WHAT IS BEING ASKED
Which lines in the records below hold the word "icon"? Copy each of them.

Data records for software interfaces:
BEGIN

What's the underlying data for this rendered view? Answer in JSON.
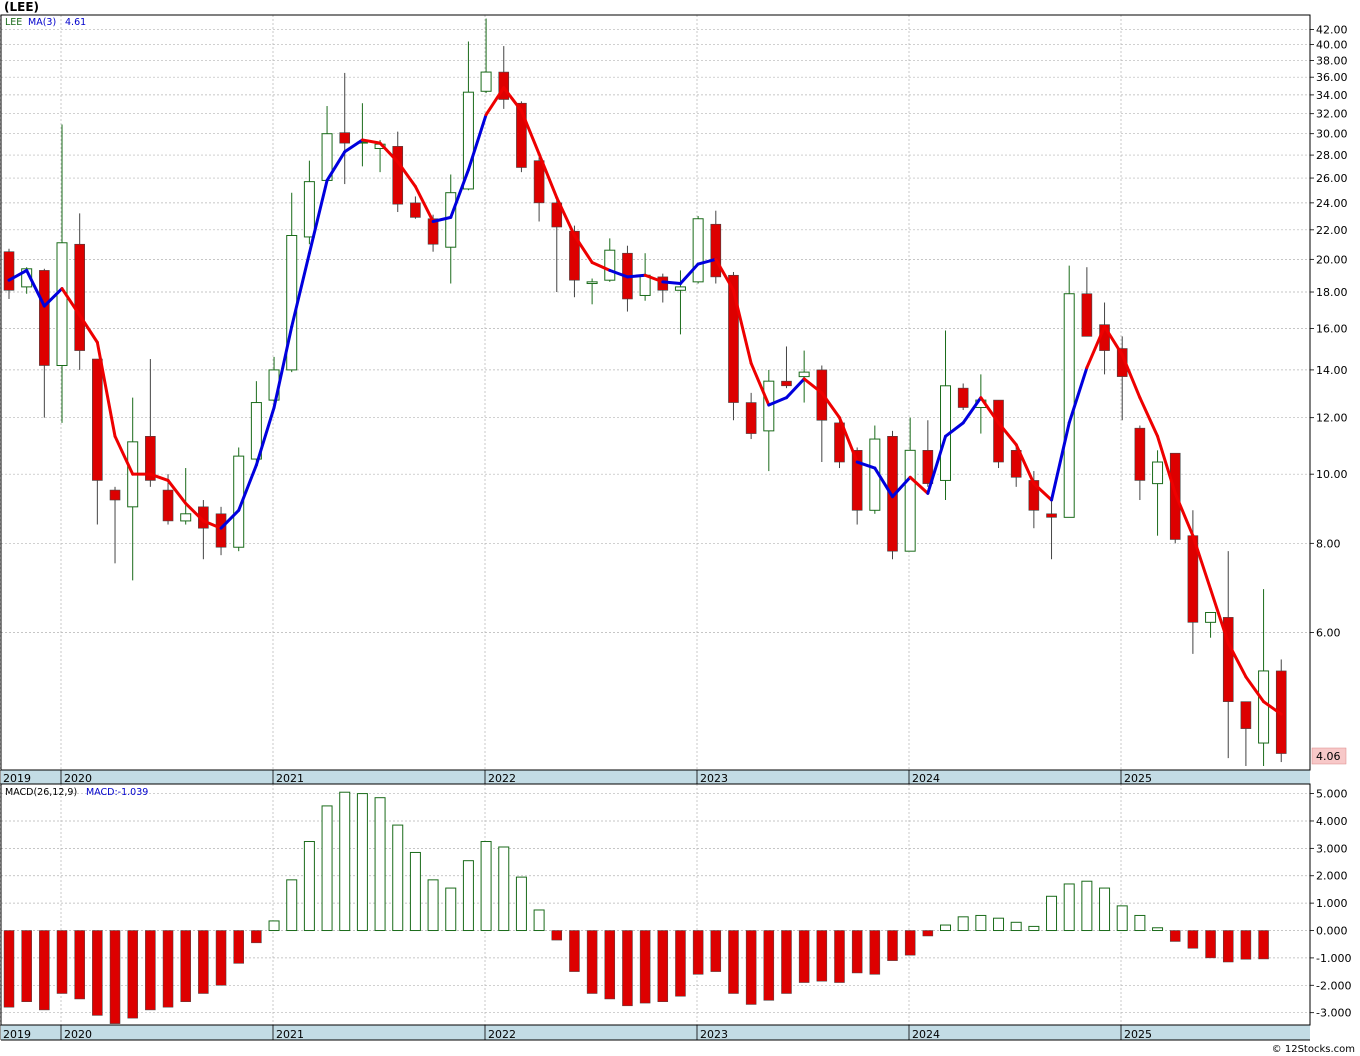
{
  "title": "(LEE)",
  "watermark": "© 12Stocks.com",
  "colors": {
    "up": "#1a6b1a",
    "down": "#dd0000",
    "ma_up": "#0000dd",
    "ma_down": "#ee0000",
    "grid": "#b4b4b4",
    "axis_band": "#c3dce5",
    "last_bg": "#f7c8c8"
  },
  "chart_data": [
    {
      "type": "candlestick",
      "title": "(LEE)",
      "legend": {
        "symbol": "LEE",
        "ma_label": "MA(3)",
        "ma_value": "4.61"
      },
      "y_scale": "log",
      "ylim": [
        3.85,
        44
      ],
      "grid": true,
      "y_ticks": [
        6,
        8,
        10,
        12,
        14,
        16,
        18,
        20,
        22,
        24,
        26,
        28,
        30,
        32,
        34,
        36,
        38,
        40,
        42
      ],
      "y_tick_labels": [
        "6.00",
        "8.00",
        "10.00",
        "12.00",
        "14.00",
        "16.00",
        "18.00",
        "20.00",
        "22.00",
        "24.00",
        "26.00",
        "28.00",
        "30.00",
        "32.00",
        "34.00",
        "36.00",
        "38.00",
        "40.00",
        "42.00"
      ],
      "x_labels": [
        "2019",
        "2020",
        "2021",
        "2022",
        "2023",
        "2024",
        "2025"
      ],
      "last_price": "4.06",
      "ohlc": [
        [
          20.5,
          20.7,
          17.6,
          18.1
        ],
        [
          18.3,
          19.5,
          17.9,
          19.4
        ],
        [
          19.3,
          19.4,
          12.0,
          14.2
        ],
        [
          14.2,
          30.9,
          11.8,
          21.1
        ],
        [
          21.0,
          23.2,
          14.0,
          14.9
        ],
        [
          14.5,
          14.5,
          8.5,
          9.8
        ],
        [
          9.5,
          9.6,
          7.5,
          9.2
        ],
        [
          9.0,
          12.8,
          7.1,
          11.1
        ],
        [
          11.3,
          14.5,
          9.6,
          9.8
        ],
        [
          9.5,
          10.0,
          8.5,
          8.6
        ],
        [
          8.6,
          10.2,
          8.5,
          8.8
        ],
        [
          9.0,
          9.2,
          7.6,
          8.4
        ],
        [
          8.8,
          9.0,
          7.7,
          7.9
        ],
        [
          7.9,
          10.9,
          7.8,
          10.6
        ],
        [
          10.5,
          13.5,
          10.4,
          12.6
        ],
        [
          12.7,
          14.6,
          12.6,
          14.0
        ],
        [
          14.0,
          24.8,
          13.9,
          21.6
        ],
        [
          21.5,
          27.5,
          21.0,
          25.7
        ],
        [
          25.8,
          32.8,
          25.6,
          30.0
        ],
        [
          30.1,
          36.5,
          25.5,
          29.1
        ],
        [
          29.2,
          33.1,
          27.0,
          29.2
        ],
        [
          28.6,
          29.4,
          26.5,
          29.0
        ],
        [
          28.8,
          30.2,
          23.3,
          23.9
        ],
        [
          24.0,
          24.5,
          22.8,
          22.9
        ],
        [
          22.8,
          23.1,
          20.5,
          21.0
        ],
        [
          20.8,
          26.3,
          18.5,
          24.8
        ],
        [
          25.1,
          40.4,
          25.0,
          34.3
        ],
        [
          34.4,
          43.5,
          34.2,
          36.6
        ],
        [
          36.6,
          39.8,
          32.5,
          33.5
        ],
        [
          33.1,
          33.3,
          26.5,
          26.9
        ],
        [
          27.5,
          27.8,
          22.6,
          24.0
        ],
        [
          24.0,
          24.5,
          18.0,
          22.2
        ],
        [
          21.9,
          22.3,
          17.7,
          18.7
        ],
        [
          18.5,
          18.8,
          17.3,
          18.6
        ],
        [
          18.7,
          21.4,
          18.6,
          20.6
        ],
        [
          20.4,
          20.9,
          16.9,
          17.6
        ],
        [
          17.8,
          20.4,
          17.5,
          19.0
        ],
        [
          18.9,
          19.1,
          17.4,
          18.1
        ],
        [
          18.1,
          19.3,
          15.7,
          18.3
        ],
        [
          18.6,
          23.0,
          18.5,
          22.8
        ],
        [
          22.4,
          23.4,
          18.5,
          18.9
        ],
        [
          19.0,
          19.2,
          11.9,
          12.6
        ],
        [
          12.6,
          13.0,
          11.2,
          11.4
        ],
        [
          11.5,
          14.0,
          10.1,
          13.5
        ],
        [
          13.5,
          15.1,
          13.2,
          13.3
        ],
        [
          13.7,
          14.9,
          12.6,
          13.9
        ],
        [
          14.0,
          14.2,
          10.4,
          11.9
        ],
        [
          11.8,
          12.0,
          10.2,
          10.4
        ],
        [
          10.8,
          10.9,
          8.5,
          8.9
        ],
        [
          8.9,
          11.7,
          8.8,
          11.2
        ],
        [
          11.3,
          11.5,
          7.6,
          7.8
        ],
        [
          7.8,
          12.0,
          7.8,
          10.8
        ],
        [
          10.8,
          11.9,
          9.6,
          9.7
        ],
        [
          9.8,
          15.9,
          9.2,
          13.3
        ],
        [
          13.2,
          13.4,
          12.3,
          12.4
        ],
        [
          12.4,
          13.8,
          11.4,
          12.7
        ],
        [
          12.7,
          12.7,
          10.2,
          10.4
        ],
        [
          10.8,
          11.0,
          9.6,
          9.9
        ],
        [
          9.8,
          10.1,
          8.4,
          8.9
        ],
        [
          8.8,
          9.2,
          7.6,
          8.7
        ],
        [
          8.7,
          19.6,
          8.7,
          17.9
        ],
        [
          17.9,
          19.5,
          15.6,
          15.6
        ],
        [
          16.2,
          17.4,
          13.8,
          14.9
        ],
        [
          15.0,
          15.6,
          11.9,
          13.7
        ],
        [
          11.6,
          11.7,
          9.2,
          9.8
        ],
        [
          9.7,
          10.8,
          8.2,
          10.4
        ],
        [
          10.7,
          10.7,
          8.0,
          8.1
        ],
        [
          8.2,
          8.9,
          5.6,
          6.2
        ],
        [
          6.2,
          6.3,
          5.9,
          6.4
        ],
        [
          6.3,
          7.8,
          4.0,
          4.8
        ],
        [
          4.8,
          4.8,
          3.9,
          4.4
        ],
        [
          4.2,
          6.9,
          3.9,
          5.3
        ],
        [
          5.3,
          5.5,
          3.95,
          4.06
        ]
      ],
      "ma3": [
        18.7,
        19.3,
        17.2,
        18.2,
        16.7,
        15.3,
        11.3,
        10.0,
        10.0,
        9.8,
        9.1,
        8.6,
        8.4,
        8.9,
        10.3,
        12.4,
        16.1,
        20.4,
        25.8,
        28.3,
        29.4,
        29.1,
        27.4,
        25.3,
        22.6,
        22.9,
        26.7,
        31.9,
        34.8,
        32.3,
        28.1,
        24.4,
        21.6,
        19.8,
        19.3,
        18.9,
        19.0,
        18.6,
        18.5,
        19.7,
        20.0,
        18.1,
        14.3,
        12.5,
        12.8,
        13.6,
        13.0,
        12.0,
        10.4,
        10.2,
        9.3,
        9.9,
        9.4,
        11.3,
        11.8,
        12.8,
        11.8,
        11.0,
        9.7,
        9.2,
        11.8,
        14.1,
        16.1,
        14.7,
        12.8,
        11.3,
        9.4,
        8.2,
        6.9,
        5.8,
        5.2,
        4.8,
        4.61
      ],
      "ma_direction": [
        "up",
        "up",
        "up",
        "up",
        "down",
        "down",
        "down",
        "down",
        "down",
        "down",
        "down",
        "down",
        "down",
        "up",
        "up",
        "up",
        "up",
        "up",
        "up",
        "up",
        "up",
        "down",
        "down",
        "down",
        "down",
        "up",
        "up",
        "up",
        "down",
        "down",
        "down",
        "down",
        "down",
        "down",
        "down",
        "up",
        "up",
        "down",
        "up",
        "up",
        "up",
        "down",
        "down",
        "down",
        "up",
        "up",
        "down",
        "down",
        "down",
        "up",
        "up",
        "up",
        "down",
        "up",
        "up",
        "up",
        "down",
        "down",
        "down",
        "down",
        "up",
        "up",
        "down",
        "down",
        "down",
        "down",
        "down",
        "down",
        "down",
        "down",
        "down",
        "down",
        "down"
      ]
    },
    {
      "type": "bar",
      "title": "MACD(26,12,9)",
      "legend": {
        "label": "MACD(26,12,9)",
        "value_label": "MACD:-1.039"
      },
      "ylim": [
        -3.45,
        5.35
      ],
      "grid": true,
      "y_ticks": [
        -3,
        -2,
        -1,
        0,
        1,
        2,
        3,
        4,
        5
      ],
      "y_tick_labels": [
        "-3.000",
        "-2.000",
        "-1.000",
        "0.000",
        "1.000",
        "2.000",
        "3.000",
        "4.000",
        "5.000"
      ],
      "x_labels": [
        "2019",
        "2020",
        "2021",
        "2022",
        "2023",
        "2024",
        "2025"
      ],
      "values": [
        -2.8,
        -2.6,
        -2.9,
        -2.3,
        -2.5,
        -3.1,
        -3.4,
        -3.2,
        -2.9,
        -2.8,
        -2.6,
        -2.3,
        -2.0,
        -1.2,
        -0.45,
        0.35,
        1.85,
        3.25,
        4.55,
        5.05,
        5.0,
        4.85,
        3.85,
        2.85,
        1.85,
        1.55,
        2.55,
        3.25,
        3.05,
        1.95,
        0.75,
        -0.35,
        -1.5,
        -2.3,
        -2.5,
        -2.75,
        -2.65,
        -2.6,
        -2.4,
        -1.6,
        -1.5,
        -2.3,
        -2.7,
        -2.55,
        -2.3,
        -1.9,
        -1.85,
        -1.9,
        -1.55,
        -1.6,
        -1.1,
        -0.9,
        -0.2,
        0.2,
        0.5,
        0.55,
        0.45,
        0.3,
        0.15,
        1.25,
        1.7,
        1.8,
        1.55,
        0.9,
        0.55,
        0.1,
        -0.4,
        -0.65,
        -1.0,
        -1.15,
        -1.05,
        -1.039
      ],
      "colors": [
        "down",
        "down",
        "down",
        "down",
        "down",
        "down",
        "down",
        "down",
        "down",
        "down",
        "down",
        "down",
        "down",
        "down",
        "down",
        "up",
        "up",
        "up",
        "up",
        "up",
        "up",
        "up",
        "up",
        "up",
        "up",
        "up",
        "up",
        "up",
        "up",
        "up",
        "up",
        "down",
        "down",
        "down",
        "down",
        "down",
        "down",
        "down",
        "down",
        "down",
        "down",
        "down",
        "down",
        "down",
        "down",
        "down",
        "down",
        "down",
        "down",
        "down",
        "down",
        "down",
        "down",
        "up",
        "up",
        "up",
        "up",
        "up",
        "up",
        "up",
        "up",
        "up",
        "up",
        "up",
        "up",
        "up",
        "down",
        "down",
        "down",
        "down",
        "down",
        "down"
      ]
    }
  ]
}
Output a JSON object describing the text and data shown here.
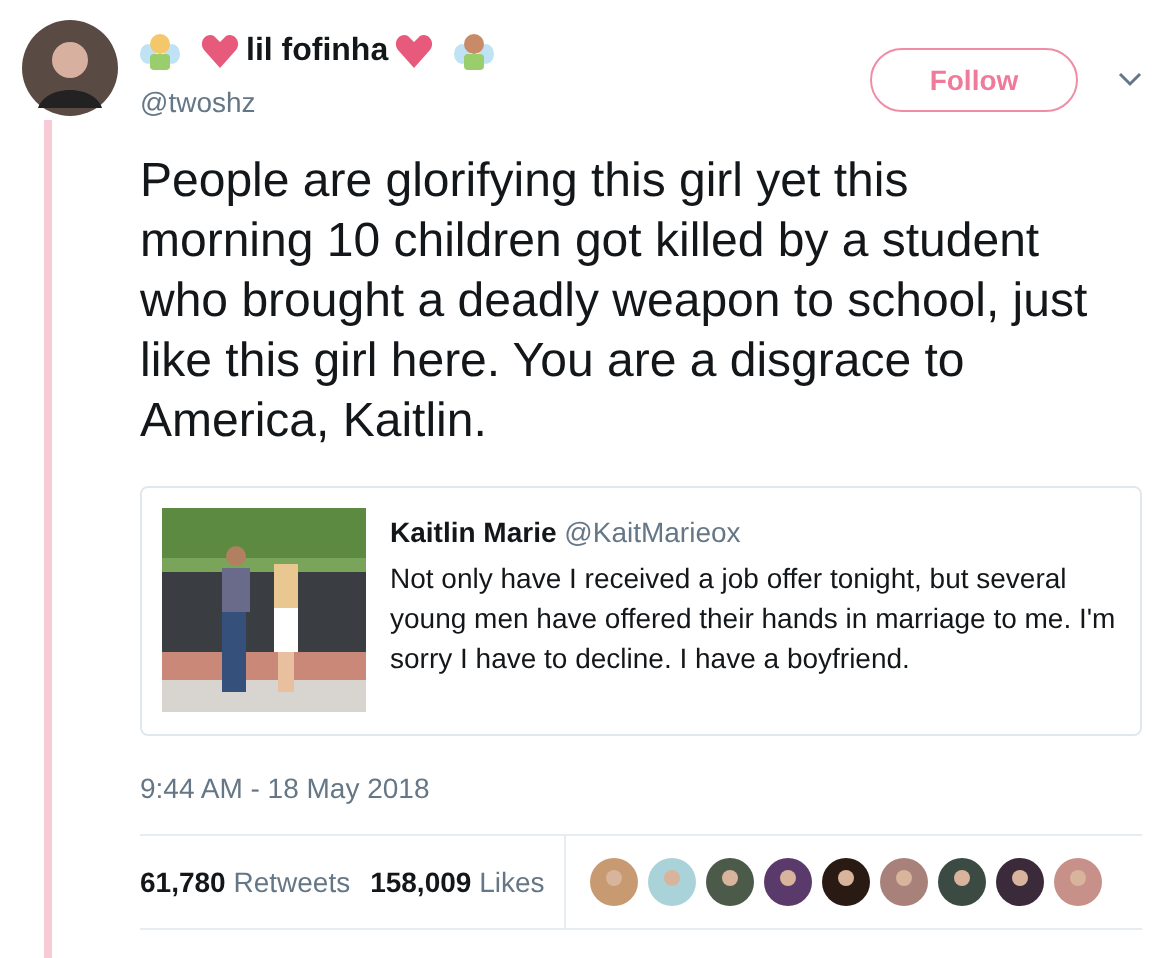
{
  "author": {
    "name": "lil fofinha",
    "handle": "@twoshz"
  },
  "follow_button": {
    "label": "Follow"
  },
  "tweet_text": "People are glorifying this girl yet this morning 10 children got killed by a student who brought a deadly weapon to school, just like this girl here. You are a disgrace to America, Kaitlin.",
  "quoted_tweet": {
    "name": "Kaitlin Marie",
    "handle": "@KaitMarieox",
    "text": "Not only have I received a job offer tonight, but several young men have offered their hands in marriage to me. I'm sorry I have to decline. I have a boyfriend."
  },
  "timestamp": "9:44 AM - 18 May 2018",
  "stats": [
    {
      "count": "61,780",
      "label": "Retweets"
    },
    {
      "count": "158,009",
      "label": "Likes"
    }
  ]
}
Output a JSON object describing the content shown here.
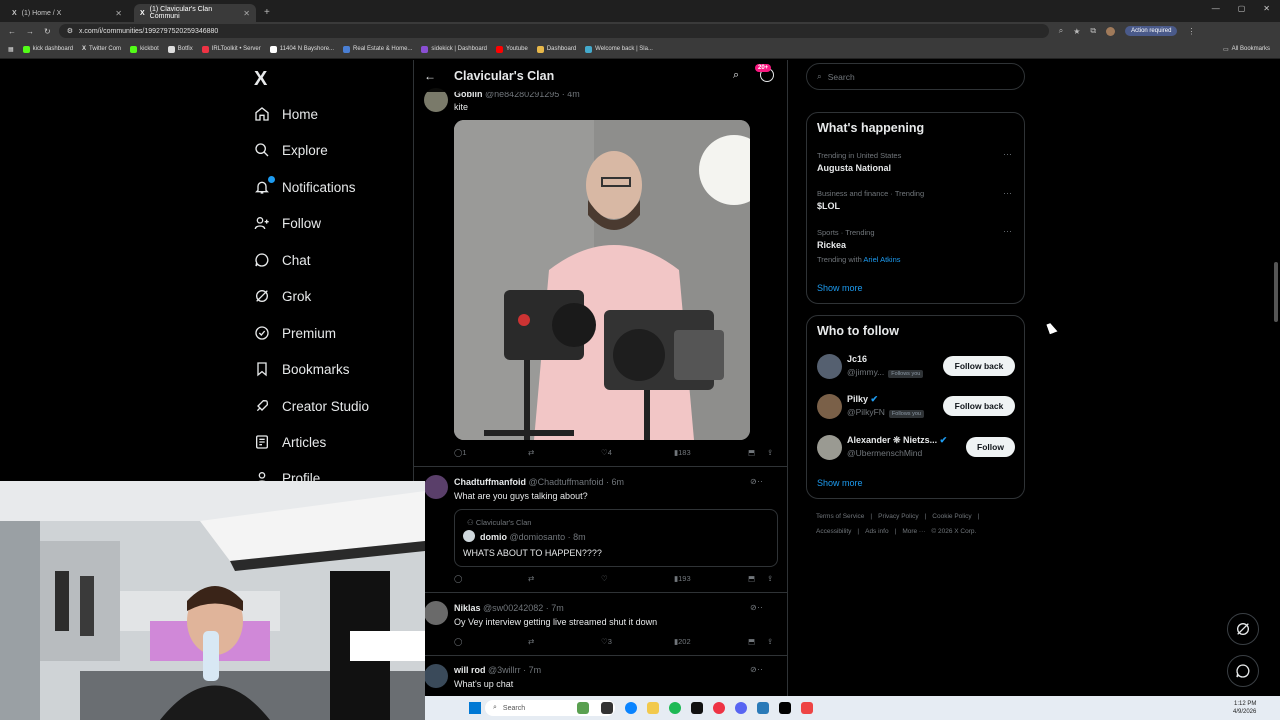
{
  "browser": {
    "tabs": [
      {
        "label": "(1) Home / X",
        "active": false
      },
      {
        "label": "(1) Clavicular's Clan Communi",
        "active": true
      }
    ],
    "url": "x.com/i/communities/1992797520259346880",
    "action_required": "Action required",
    "bookmarks": [
      "kick dashboard",
      "Twitter Com",
      "kickbot",
      "Botfix",
      "IRLToolkit • Server",
      "11404 N Bayshore...",
      "Real Estate & Home...",
      "sidekick | Dashboard",
      "Youtube",
      "Dashboard",
      "Welcome back | Sla..."
    ],
    "all_bookmarks": "All Bookmarks"
  },
  "nav": {
    "logo": "X",
    "items": [
      {
        "label": "Home",
        "icon": "home-icon"
      },
      {
        "label": "Explore",
        "icon": "search-icon"
      },
      {
        "label": "Notifications",
        "icon": "bell-icon"
      },
      {
        "label": "Follow",
        "icon": "follow-icon"
      },
      {
        "label": "Chat",
        "icon": "chat-icon"
      },
      {
        "label": "Grok",
        "icon": "grok-icon"
      },
      {
        "label": "Premium",
        "icon": "premium-icon"
      },
      {
        "label": "Bookmarks",
        "icon": "bookmark-icon"
      },
      {
        "label": "Creator Studio",
        "icon": "rocket-icon"
      },
      {
        "label": "Articles",
        "icon": "articles-icon"
      },
      {
        "label": "Profile",
        "icon": "profile-icon"
      }
    ]
  },
  "header": {
    "title": "Clavicular's Clan",
    "badge": "20+"
  },
  "posts": [
    {
      "name": "Goblin",
      "handle": "@ne84280291295 · 4m",
      "text": "kite",
      "reply": "1",
      "repost": "",
      "like": "4",
      "views": "183"
    },
    {
      "name": "Chadtuffmanfoid",
      "handle": "@Chadtuffmanfoid · 6m",
      "text": "What are you guys talking about?",
      "quote": {
        "community": "Clavicular's Clan",
        "name": "domio",
        "handle": "@domiosanto · 8m",
        "text": "WHATS ABOUT TO HAPPEN????"
      },
      "reply": "",
      "repost": "",
      "like": "",
      "views": "193"
    },
    {
      "name": "Niklas",
      "handle": "@sw00242082 · 7m",
      "text": "Oy Vey interview getting live streamed shut it down",
      "reply": "",
      "repost": "",
      "like": "3",
      "views": "202"
    },
    {
      "name": "will rod",
      "handle": "@3willrr · 7m",
      "text": "What's up chat"
    }
  ],
  "right": {
    "search_placeholder": "Search",
    "happening": {
      "title": "What's happening",
      "trends": [
        {
          "meta": "Trending in United States",
          "name": "Augusta National"
        },
        {
          "meta": "Business and finance · Trending",
          "name": "$LOL"
        },
        {
          "meta": "Sports · Trending",
          "name": "Rickea",
          "with_label": "Trending with",
          "with_name": "Ariel Atkins"
        }
      ],
      "show_more": "Show more"
    },
    "who_to_follow": {
      "title": "Who to follow",
      "users": [
        {
          "name": "Jc16",
          "handle": "@jimmy...",
          "follows_you": "Follows you",
          "button": "Follow back"
        },
        {
          "name": "Pilky",
          "handle": "@PilkyFN",
          "follows_you": "Follows you",
          "button": "Follow back"
        },
        {
          "name": "Alexander ❊ Nietzs...",
          "handle": "@UbermenschMind",
          "button": "Follow"
        }
      ],
      "show_more": "Show more"
    },
    "footer": [
      "Terms of Service",
      "|",
      "Privacy Policy",
      "|",
      "Cookie Policy",
      "|",
      "Accessibility",
      "|",
      "Ads info",
      "|",
      "More ···",
      "© 2026 X Corp."
    ]
  },
  "taskbar": {
    "search": "Search",
    "time": "1:12 PM",
    "date": "4/9/2026"
  },
  "colors": {
    "accent": "#1d9bf0",
    "badge": "#f91880",
    "border": "#2f3336"
  }
}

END

FINISHED EXERCISE
        "icon": "home-icon"
        "icon": "search-icon"
        "icon": "bell-icon"
        "icon": "follow-icon"
        "icon": "chat-icon"
        "icon": "grok-icon"
        "icon": "premium-icon"
        "icon": "bookmark-icon"
        "icon": "rocket-icon"
        "icon": "articles-icon"
        "icon": "profile-icon"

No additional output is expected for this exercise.